#### YOUR ASSIGNMENT
Reproduce every entry word for word.

-- Opening Marker --

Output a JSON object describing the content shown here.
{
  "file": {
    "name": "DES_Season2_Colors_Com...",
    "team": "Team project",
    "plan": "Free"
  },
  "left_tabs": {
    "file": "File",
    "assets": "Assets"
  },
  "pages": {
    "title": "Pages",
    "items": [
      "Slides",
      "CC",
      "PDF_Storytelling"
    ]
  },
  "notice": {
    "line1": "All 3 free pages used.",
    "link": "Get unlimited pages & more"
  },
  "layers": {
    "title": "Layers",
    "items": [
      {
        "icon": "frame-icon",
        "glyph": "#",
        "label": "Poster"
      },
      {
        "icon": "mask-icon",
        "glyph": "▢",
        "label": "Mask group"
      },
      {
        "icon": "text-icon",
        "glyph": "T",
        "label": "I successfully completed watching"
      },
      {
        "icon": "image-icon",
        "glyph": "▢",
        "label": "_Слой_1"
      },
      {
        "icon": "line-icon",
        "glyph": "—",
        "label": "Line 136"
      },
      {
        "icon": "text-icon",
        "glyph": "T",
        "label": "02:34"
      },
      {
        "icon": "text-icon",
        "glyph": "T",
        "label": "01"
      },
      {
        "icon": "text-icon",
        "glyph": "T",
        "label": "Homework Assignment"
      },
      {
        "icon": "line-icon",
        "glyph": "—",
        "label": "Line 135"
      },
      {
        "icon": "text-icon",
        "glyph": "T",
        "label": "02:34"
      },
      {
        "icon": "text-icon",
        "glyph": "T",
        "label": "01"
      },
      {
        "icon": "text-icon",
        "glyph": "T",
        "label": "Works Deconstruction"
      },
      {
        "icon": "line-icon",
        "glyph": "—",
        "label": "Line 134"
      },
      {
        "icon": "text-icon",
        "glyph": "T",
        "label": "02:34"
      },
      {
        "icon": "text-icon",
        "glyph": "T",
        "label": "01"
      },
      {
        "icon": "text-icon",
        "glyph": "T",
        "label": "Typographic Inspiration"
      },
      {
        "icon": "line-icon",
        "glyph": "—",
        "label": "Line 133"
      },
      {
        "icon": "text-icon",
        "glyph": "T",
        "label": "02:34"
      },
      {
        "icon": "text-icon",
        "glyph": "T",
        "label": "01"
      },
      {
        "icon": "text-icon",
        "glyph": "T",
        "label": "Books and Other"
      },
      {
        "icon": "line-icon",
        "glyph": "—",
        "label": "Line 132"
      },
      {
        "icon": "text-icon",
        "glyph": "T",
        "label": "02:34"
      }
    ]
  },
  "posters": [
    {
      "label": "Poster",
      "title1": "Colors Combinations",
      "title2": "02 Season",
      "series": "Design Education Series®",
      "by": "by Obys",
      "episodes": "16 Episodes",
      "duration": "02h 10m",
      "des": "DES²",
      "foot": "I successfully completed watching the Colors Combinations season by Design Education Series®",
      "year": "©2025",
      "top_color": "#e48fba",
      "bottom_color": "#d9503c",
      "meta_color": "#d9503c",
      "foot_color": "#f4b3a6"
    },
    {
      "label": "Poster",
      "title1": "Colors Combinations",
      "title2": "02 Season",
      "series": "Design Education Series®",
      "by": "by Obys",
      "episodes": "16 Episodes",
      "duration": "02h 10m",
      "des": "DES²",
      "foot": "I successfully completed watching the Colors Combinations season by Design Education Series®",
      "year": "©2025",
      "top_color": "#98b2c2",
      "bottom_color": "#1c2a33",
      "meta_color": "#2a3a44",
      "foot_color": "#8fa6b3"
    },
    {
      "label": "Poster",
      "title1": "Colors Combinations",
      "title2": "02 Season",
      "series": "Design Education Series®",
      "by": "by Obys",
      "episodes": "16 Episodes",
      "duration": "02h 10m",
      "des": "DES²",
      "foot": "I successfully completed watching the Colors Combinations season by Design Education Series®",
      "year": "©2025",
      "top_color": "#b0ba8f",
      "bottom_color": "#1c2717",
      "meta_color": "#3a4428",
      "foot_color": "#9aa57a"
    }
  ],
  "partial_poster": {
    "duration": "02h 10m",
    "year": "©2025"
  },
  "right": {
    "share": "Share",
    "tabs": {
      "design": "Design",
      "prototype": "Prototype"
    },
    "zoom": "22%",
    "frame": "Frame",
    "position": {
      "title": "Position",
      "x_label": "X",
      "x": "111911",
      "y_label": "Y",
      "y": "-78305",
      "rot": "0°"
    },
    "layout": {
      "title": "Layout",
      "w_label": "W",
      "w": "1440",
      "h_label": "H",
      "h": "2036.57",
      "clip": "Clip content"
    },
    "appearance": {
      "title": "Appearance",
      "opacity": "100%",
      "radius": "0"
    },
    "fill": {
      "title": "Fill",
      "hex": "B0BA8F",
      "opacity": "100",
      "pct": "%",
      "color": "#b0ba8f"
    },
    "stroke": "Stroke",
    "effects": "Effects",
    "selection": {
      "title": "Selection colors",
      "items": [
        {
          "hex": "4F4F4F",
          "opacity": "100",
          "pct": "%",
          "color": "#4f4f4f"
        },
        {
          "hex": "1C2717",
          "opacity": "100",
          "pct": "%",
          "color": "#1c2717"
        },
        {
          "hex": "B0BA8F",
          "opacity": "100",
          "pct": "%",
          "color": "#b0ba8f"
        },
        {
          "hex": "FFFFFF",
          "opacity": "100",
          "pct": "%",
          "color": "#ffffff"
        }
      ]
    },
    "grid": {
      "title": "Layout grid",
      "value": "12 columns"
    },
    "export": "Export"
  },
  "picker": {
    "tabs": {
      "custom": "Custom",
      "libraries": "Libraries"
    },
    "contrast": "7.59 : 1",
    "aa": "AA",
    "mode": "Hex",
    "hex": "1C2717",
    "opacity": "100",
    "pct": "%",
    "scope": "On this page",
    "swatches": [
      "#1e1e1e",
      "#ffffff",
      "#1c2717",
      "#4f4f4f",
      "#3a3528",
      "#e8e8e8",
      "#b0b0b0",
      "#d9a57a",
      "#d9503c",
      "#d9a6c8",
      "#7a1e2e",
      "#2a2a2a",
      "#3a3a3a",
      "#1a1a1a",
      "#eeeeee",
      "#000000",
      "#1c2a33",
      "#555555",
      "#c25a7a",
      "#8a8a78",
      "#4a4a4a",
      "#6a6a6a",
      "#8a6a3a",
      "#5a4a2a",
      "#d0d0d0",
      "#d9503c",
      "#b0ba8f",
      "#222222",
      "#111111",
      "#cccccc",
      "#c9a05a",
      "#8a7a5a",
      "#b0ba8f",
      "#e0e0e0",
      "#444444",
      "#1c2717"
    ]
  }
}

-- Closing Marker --

#### FINISHED TASK
Output a JSON object describing the content shown here.
{
  "file": {
    "name": "DES_Season2_Colors_Com...",
    "team": "Team project",
    "plan": "Free"
  },
  "left_tabs": {
    "file": "File",
    "assets": "Assets"
  },
  "pages": {
    "title": "Pages",
    "items": [
      "Slides",
      "CC",
      "PDF_Storytelling"
    ]
  },
  "notice": {
    "line1": "All 3 free pages used.",
    "link": "Get unlimited pages & more"
  },
  "layers": {
    "title": "Layers",
    "items": [
      {
        "icon": "frame-icon",
        "glyph": "#",
        "label": "Poster"
      },
      {
        "icon": "mask-icon",
        "glyph": "▢",
        "label": "Mask group"
      },
      {
        "icon": "text-icon",
        "glyph": "T",
        "label": "I successfully completed watching"
      },
      {
        "icon": "image-icon",
        "glyph": "▢",
        "label": "_Слой_1"
      },
      {
        "icon": "line-icon",
        "glyph": "—",
        "label": "Line 136"
      },
      {
        "icon": "text-icon",
        "glyph": "T",
        "label": "02:34"
      },
      {
        "icon": "text-icon",
        "glyph": "T",
        "label": "01"
      },
      {
        "icon": "text-icon",
        "glyph": "T",
        "label": "Homework Assignment"
      },
      {
        "icon": "line-icon",
        "glyph": "—",
        "label": "Line 135"
      },
      {
        "icon": "text-icon",
        "glyph": "T",
        "label": "02:34"
      },
      {
        "icon": "text-icon",
        "glyph": "T",
        "label": "01"
      },
      {
        "icon": "text-icon",
        "glyph": "T",
        "label": "Works Deconstruction"
      },
      {
        "icon": "line-icon",
        "glyph": "—",
        "label": "Line 134"
      },
      {
        "icon": "text-icon",
        "glyph": "T",
        "label": "02:34"
      },
      {
        "icon": "text-icon",
        "glyph": "T",
        "label": "01"
      },
      {
        "icon": "text-icon",
        "glyph": "T",
        "label": "Typographic Inspiration"
      },
      {
        "icon": "line-icon",
        "glyph": "—",
        "label": "Line 133"
      },
      {
        "icon": "text-icon",
        "glyph": "T",
        "label": "02:34"
      },
      {
        "icon": "text-icon",
        "glyph": "T",
        "label": "01"
      },
      {
        "icon": "text-icon",
        "glyph": "T",
        "label": "Books and Other"
      },
      {
        "icon": "line-icon",
        "glyph": "—",
        "label": "Line 132"
      },
      {
        "icon": "text-icon",
        "glyph": "T",
        "label": "02:34"
      }
    ]
  },
  "posters": [
    {
      "label": "Poster",
      "title1": "Colors Combinations",
      "title2": "02 Season",
      "series": "Design Education Series®",
      "by": "by Obys",
      "episodes": "16 Episodes",
      "duration": "02h 10m",
      "des": "DES²",
      "foot": "I successfully completed watching the Colors Combinations season by Design Education Series®",
      "year": "©2025",
      "top_color": "#e48fba",
      "bottom_color": "#d9503c",
      "meta_color": "#d9503c",
      "foot_color": "#f4b3a6"
    },
    {
      "label": "Poster",
      "title1": "Colors Combinations",
      "title2": "02 Season",
      "series": "Design Education Series®",
      "by": "by Obys",
      "episodes": "16 Episodes",
      "duration": "02h 10m",
      "des": "DES²",
      "foot": "I successfully completed watching the Colors Combinations season by Design Education Series®",
      "year": "©2025",
      "top_color": "#98b2c2",
      "bottom_color": "#1c2a33",
      "meta_color": "#2a3a44",
      "foot_color": "#8fa6b3"
    },
    {
      "label": "Poster",
      "title1": "Colors Combinations",
      "title2": "02 Season",
      "series": "Design Education Series®",
      "by": "by Obys",
      "episodes": "16 Episodes",
      "duration": "02h 10m",
      "des": "DES²",
      "foot": "I successfully completed watching the Colors Combinations season by Design Education Series®",
      "year": "©2025",
      "top_color": "#b0ba8f",
      "bottom_color": "#1c2717",
      "meta_color": "#3a4428",
      "foot_color": "#9aa57a"
    }
  ],
  "partial_poster": {
    "duration": "02h 10m",
    "year": "©2025"
  },
  "right": {
    "share": "Share",
    "tabs": {
      "design": "Design",
      "prototype": "Prototype"
    },
    "zoom": "22%",
    "frame": "Frame",
    "position": {
      "title": "Position",
      "x_label": "X",
      "x": "111911",
      "y_label": "Y",
      "y": "-78305",
      "rot": "0°"
    },
    "layout": {
      "title": "Layout",
      "w_label": "W",
      "w": "1440",
      "h_label": "H",
      "h": "2036.57",
      "clip": "Clip content"
    },
    "appearance": {
      "title": "Appearance",
      "opacity": "100%",
      "radius": "0"
    },
    "fill": {
      "title": "Fill",
      "hex": "B0BA8F",
      "opacity": "100",
      "pct": "%",
      "color": "#b0ba8f"
    },
    "stroke": "Stroke",
    "effects": "Effects",
    "selection": {
      "title": "Selection colors",
      "items": [
        {
          "hex": "4F4F4F",
          "opacity": "100",
          "pct": "%",
          "color": "#4f4f4f"
        },
        {
          "hex": "1C2717",
          "opacity": "100",
          "pct": "%",
          "color": "#1c2717"
        },
        {
          "hex": "B0BA8F",
          "opacity": "100",
          "pct": "%",
          "color": "#b0ba8f"
        },
        {
          "hex": "FFFFFF",
          "opacity": "100",
          "pct": "%",
          "color": "#ffffff"
        }
      ]
    },
    "grid": {
      "title": "Layout grid",
      "value": "12 columns"
    },
    "export": "Export"
  },
  "picker": {
    "tabs": {
      "custom": "Custom",
      "libraries": "Libraries"
    },
    "contrast": "7.59 : 1",
    "aa": "AA",
    "mode": "Hex",
    "hex": "1C2717",
    "opacity": "100",
    "pct": "%",
    "scope": "On this page",
    "swatches": [
      "#1e1e1e",
      "#ffffff",
      "#1c2717",
      "#4f4f4f",
      "#3a3528",
      "#e8e8e8",
      "#b0b0b0",
      "#d9a57a",
      "#d9503c",
      "#d9a6c8",
      "#7a1e2e",
      "#2a2a2a",
      "#3a3a3a",
      "#1a1a1a",
      "#eeeeee",
      "#000000",
      "#1c2a33",
      "#555555",
      "#c25a7a",
      "#8a8a78",
      "#4a4a4a",
      "#6a6a6a",
      "#8a6a3a",
      "#5a4a2a",
      "#d0d0d0",
      "#d9503c",
      "#b0ba8f",
      "#222222",
      "#111111",
      "#cccccc",
      "#c9a05a",
      "#8a7a5a",
      "#b0ba8f",
      "#e0e0e0",
      "#444444",
      "#1c2717"
    ]
  }
}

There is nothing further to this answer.